“I will not sign a plan that adds one dime to our deficits — either now or in the future. (Applause.) I will not sign it if it adds one dime to the deficit, now or in the future, period.”
But as we’re all painfully aware by now, “If you like your health care plan, you can keep it” is far from the only grandiose ObamaCare promise that just isn’t destined to live up to the hype. At a hearing this morning, Senate Budget Committee ranking Republican Sen. Jeff Sessions revealed the findings of a Government Accountability Office report he requested, and… surprise: GAO surmises that ObamaCare’s many costly funding mechanisms are not likely to be enough to prevent the program from adding to our debt.
A new government report dramatically proves that the promises made assuring the nation that the largest new entitlement program… would not add a dime to the long- or short-term debt of America, was false. … The results of this brand-new report confirm everything critics and Republicans were saying about the cost of this bill and reveal the dramatic falsehoods that were used to push it to passage. … According to GAO, on a realistic set of assumptions, the health care law will increase the deficit by 0.7 of one percent of GDP, or roughly $6.2 trillion over the next 75 years. $6.2 trillion, unfunded liabilities of the United States.

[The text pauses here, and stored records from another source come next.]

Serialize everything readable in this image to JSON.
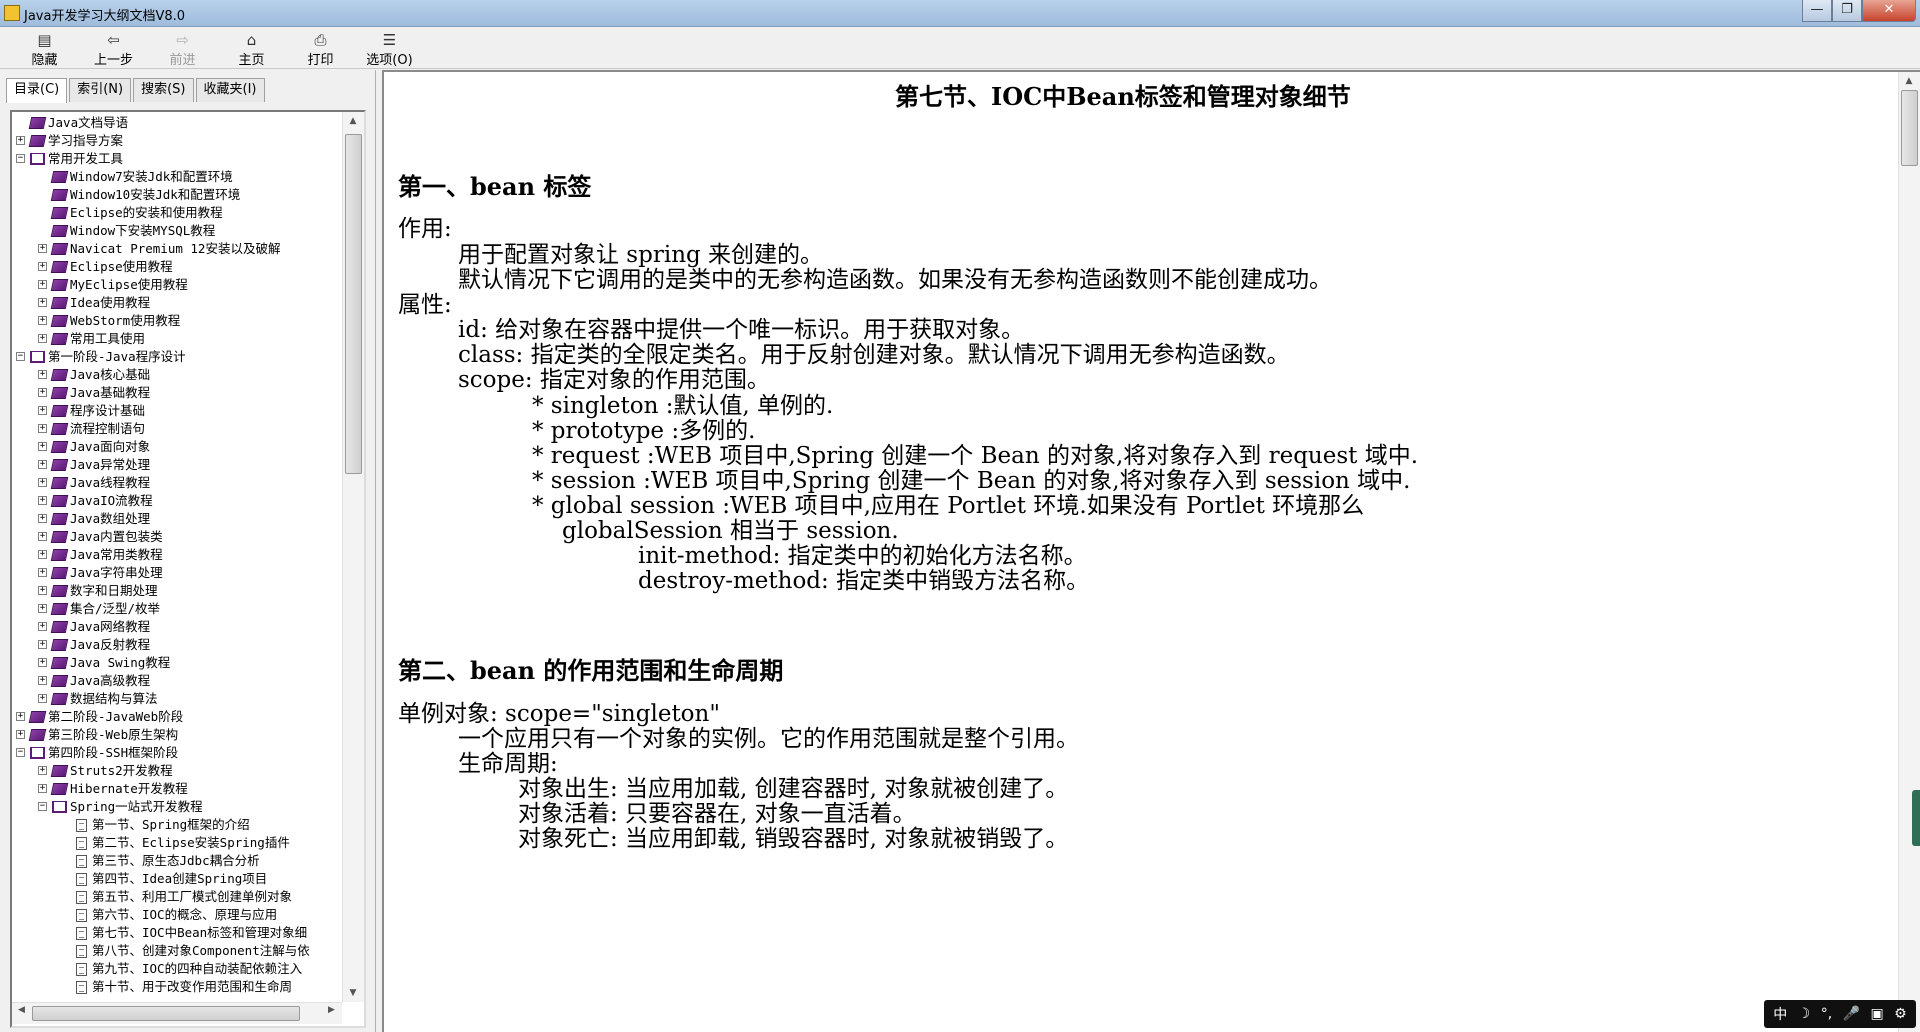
{
  "window": {
    "title": "Java开发学习大纲文档V8.0",
    "btn_min": "—",
    "btn_max": "❐",
    "btn_close": "✕"
  },
  "toolbar": {
    "hide": "隐藏",
    "back": "上一步",
    "forward": "前进",
    "home": "主页",
    "print": "打印",
    "options": "选项(O)"
  },
  "tabs": {
    "contents": "目录(C)",
    "index": "索引(N)",
    "search": "搜索(S)",
    "favorites": "收藏夹(I)"
  },
  "tree": [
    {
      "label": "Java文档导语",
      "expander": "",
      "icon": "closed",
      "level": 1
    },
    {
      "label": "学习指导方案",
      "expander": "+",
      "icon": "closed",
      "level": 1
    },
    {
      "label": "常用开发工具",
      "expander": "−",
      "icon": "open",
      "level": 1
    },
    {
      "label": "Window7安装Jdk和配置环境",
      "expander": "",
      "icon": "closed",
      "level": 2
    },
    {
      "label": "Window10安装Jdk和配置环境",
      "expander": "",
      "icon": "closed",
      "level": 2
    },
    {
      "label": "Eclipse的安装和使用教程",
      "expander": "",
      "icon": "closed",
      "level": 2
    },
    {
      "label": "Window下安装MYSQL教程",
      "expander": "",
      "icon": "closed",
      "level": 2
    },
    {
      "label": "Navicat Premium 12安装以及破解",
      "expander": "+",
      "icon": "closed",
      "level": 2
    },
    {
      "label": "Eclipse使用教程",
      "expander": "+",
      "icon": "closed",
      "level": 2
    },
    {
      "label": "MyEclipse使用教程",
      "expander": "+",
      "icon": "closed",
      "level": 2
    },
    {
      "label": "Idea使用教程",
      "expander": "+",
      "icon": "closed",
      "level": 2
    },
    {
      "label": "WebStorm使用教程",
      "expander": "+",
      "icon": "closed",
      "level": 2
    },
    {
      "label": "常用工具使用",
      "expander": "+",
      "icon": "closed",
      "level": 2
    },
    {
      "label": "第一阶段-Java程序设计",
      "expander": "−",
      "icon": "open",
      "level": 1
    },
    {
      "label": "Java核心基础",
      "expander": "+",
      "icon": "closed",
      "level": 2
    },
    {
      "label": "Java基础教程",
      "expander": "+",
      "icon": "closed",
      "level": 2
    },
    {
      "label": "程序设计基础",
      "expander": "+",
      "icon": "closed",
      "level": 2
    },
    {
      "label": "流程控制语句",
      "expander": "+",
      "icon": "closed",
      "level": 2
    },
    {
      "label": "Java面向对象",
      "expander": "+",
      "icon": "closed",
      "level": 2
    },
    {
      "label": "Java异常处理",
      "expander": "+",
      "icon": "closed",
      "level": 2
    },
    {
      "label": "Java线程教程",
      "expander": "+",
      "icon": "closed",
      "level": 2
    },
    {
      "label": "JavaIO流教程",
      "expander": "+",
      "icon": "closed",
      "level": 2
    },
    {
      "label": "Java数组处理",
      "expander": "+",
      "icon": "closed",
      "level": 2
    },
    {
      "label": "Java内置包装类",
      "expander": "+",
      "icon": "closed",
      "level": 2
    },
    {
      "label": "Java常用类教程",
      "expander": "+",
      "icon": "closed",
      "level": 2
    },
    {
      "label": "Java字符串处理",
      "expander": "+",
      "icon": "closed",
      "level": 2
    },
    {
      "label": "数字和日期处理",
      "expander": "+",
      "icon": "closed",
      "level": 2
    },
    {
      "label": "集合/泛型/枚举",
      "expander": "+",
      "icon": "closed",
      "level": 2
    },
    {
      "label": "Java网络教程",
      "expander": "+",
      "icon": "closed",
      "level": 2
    },
    {
      "label": "Java反射教程",
      "expander": "+",
      "icon": "closed",
      "level": 2
    },
    {
      "label": "Java Swing教程",
      "expander": "+",
      "icon": "closed",
      "level": 2
    },
    {
      "label": "Java高级教程",
      "expander": "+",
      "icon": "closed",
      "level": 2
    },
    {
      "label": "数据结构与算法",
      "expander": "+",
      "icon": "closed",
      "level": 2
    },
    {
      "label": "第二阶段-JavaWeb阶段",
      "expander": "+",
      "icon": "closed",
      "level": 1
    },
    {
      "label": "第三阶段-Web原生架构",
      "expander": "+",
      "icon": "closed",
      "level": 1
    },
    {
      "label": "第四阶段-SSH框架阶段",
      "expander": "−",
      "icon": "open",
      "level": 1
    },
    {
      "label": "Struts2开发教程",
      "expander": "+",
      "icon": "closed",
      "level": 2
    },
    {
      "label": "Hibernate开发教程",
      "expander": "+",
      "icon": "closed",
      "level": 2
    },
    {
      "label": "Spring一站式开发教程",
      "expander": "−",
      "icon": "open",
      "level": 2
    },
    {
      "label": "第一节、Spring框架的介绍",
      "expander": "",
      "icon": "page",
      "level": 3
    },
    {
      "label": "第二节、Eclipse安装Spring插件",
      "expander": "",
      "icon": "page",
      "level": 3
    },
    {
      "label": "第三节、原生态Jdbc耦合分析",
      "expander": "",
      "icon": "page",
      "level": 3
    },
    {
      "label": "第四节、Idea创建Spring项目",
      "expander": "",
      "icon": "page",
      "level": 3
    },
    {
      "label": "第五节、利用工厂模式创建单例对象",
      "expander": "",
      "icon": "page",
      "level": 3
    },
    {
      "label": "第六节、IOC的概念、原理与应用",
      "expander": "",
      "icon": "page",
      "level": 3
    },
    {
      "label": "第七节、IOC中Bean标签和管理对象细",
      "expander": "",
      "icon": "page",
      "level": 3
    },
    {
      "label": "第八节、创建对象Component注解与依",
      "expander": "",
      "icon": "page",
      "level": 3
    },
    {
      "label": "第九节、IOC的四种自动装配依赖注入",
      "expander": "",
      "icon": "page",
      "level": 3
    },
    {
      "label": "第十节、用于改变作用范围和生命周",
      "expander": "",
      "icon": "page",
      "level": 3
    }
  ],
  "content": {
    "title": "第七节、IOC中Bean标签和管理对象细节",
    "lines": [
      {
        "text": "第一、bean 标签",
        "kind": "h2"
      },
      {
        "text": "作用:",
        "kind": "p"
      },
      {
        "text": "用于配置对象让 spring 来创建的。",
        "kind": "p"
      },
      {
        "text": "默认情况下它调用的是类中的无参构造函数。如果没有无参构造函数则不能创建成功。",
        "kind": "p"
      },
      {
        "text": "属性:",
        "kind": "p"
      },
      {
        "text": "id: 给对象在容器中提供一个唯一标识。用于获取对象。",
        "kind": "p"
      },
      {
        "text": "class: 指定类的全限定类名。用于反射创建对象。默认情况下调用无参构造函数。",
        "kind": "p"
      },
      {
        "text": "scope: 指定对象的作用范围。",
        "kind": "p"
      },
      {
        "text": "* singleton :默认值, 单例的.",
        "kind": "p"
      },
      {
        "text": "* prototype :多例的.",
        "kind": "p"
      },
      {
        "text": "* request :WEB 项目中,Spring 创建一个 Bean 的对象,将对象存入到 request 域中.",
        "kind": "p"
      },
      {
        "text": "* session :WEB 项目中,Spring 创建一个 Bean 的对象,将对象存入到 session 域中.",
        "kind": "p"
      },
      {
        "text": "* global session :WEB 项目中,应用在 Portlet 环境.如果没有 Portlet 环境那么",
        "kind": "p"
      },
      {
        "text": "globalSession 相当于 session.",
        "kind": "p"
      },
      {
        "text": "init-method: 指定类中的初始化方法名称。",
        "kind": "p"
      },
      {
        "text": "destroy-method: 指定类中销毁方法名称。",
        "kind": "p"
      },
      {
        "text": "第二、bean 的作用范围和生命周期",
        "kind": "h2"
      },
      {
        "text": "单例对象: scope=\"singleton\"",
        "kind": "p"
      },
      {
        "text": "一个应用只有一个对象的实例。它的作用范围就是整个引用。",
        "kind": "p"
      },
      {
        "text": "生命周期:",
        "kind": "p"
      },
      {
        "text": "对象出生: 当应用加载, 创建容器时, 对象就被创建了。",
        "kind": "p"
      },
      {
        "text": "对象活着: 只要容器在, 对象一直活着。",
        "kind": "p"
      },
      {
        "text": "对象死亡: 当应用卸载, 销毁容器时, 对象就被销毁了。",
        "kind": "p"
      }
    ]
  },
  "ime": [
    "中",
    "☽",
    "°,",
    "🎤",
    "▣",
    "⚙"
  ]
}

In other words, the GAO reveals that the big tax increases in the bill come nowhere close to covering the even more massive spending.
Andrew Stiles breaks it down at National Review:
The GAO report is essentially the first attempt to isolate and calculate Obamacare’s impact on the deficit beyond the traditional ten-year budget window. …
The baseline scenario is far more optimistic, largely because it does not take into account the concerns — expressed by the Congressional Budget Office (CBO), the Centers for Medicare & Medicaid Services (CMS) Trustees, and Medicare’s chief actuary — about “whether certain cost-containment mechanisms included in PPACA can be sustained over the long term.”
The alternative scenario, which incorporates the more realistic “alternative projections” suggested by CBO, the CMS trustees, and the chief Medicare actuary, is even more dire. Under this scenario, the “primary deficit” increases by 0.7 percent of GDP over the 75-year period. The GAO does not put a dollar value on that figure, but Senate Budget Committee staff has calculated, and GAO has confirmed, that it would amount to a $6.2 trillion increase in the federal deficit.
As he points out, however, the GAO notes that even under the much-rosier baseline scenario in which ObamaCare’s many cost-containment experiments go off without a hitch, they “were not sufficient to prevent an unsustainable increase in debt held by the public” — and if there’s anything practical ObamaCare has succeeded in teaching us, it is to never trust the most optimistic scenario.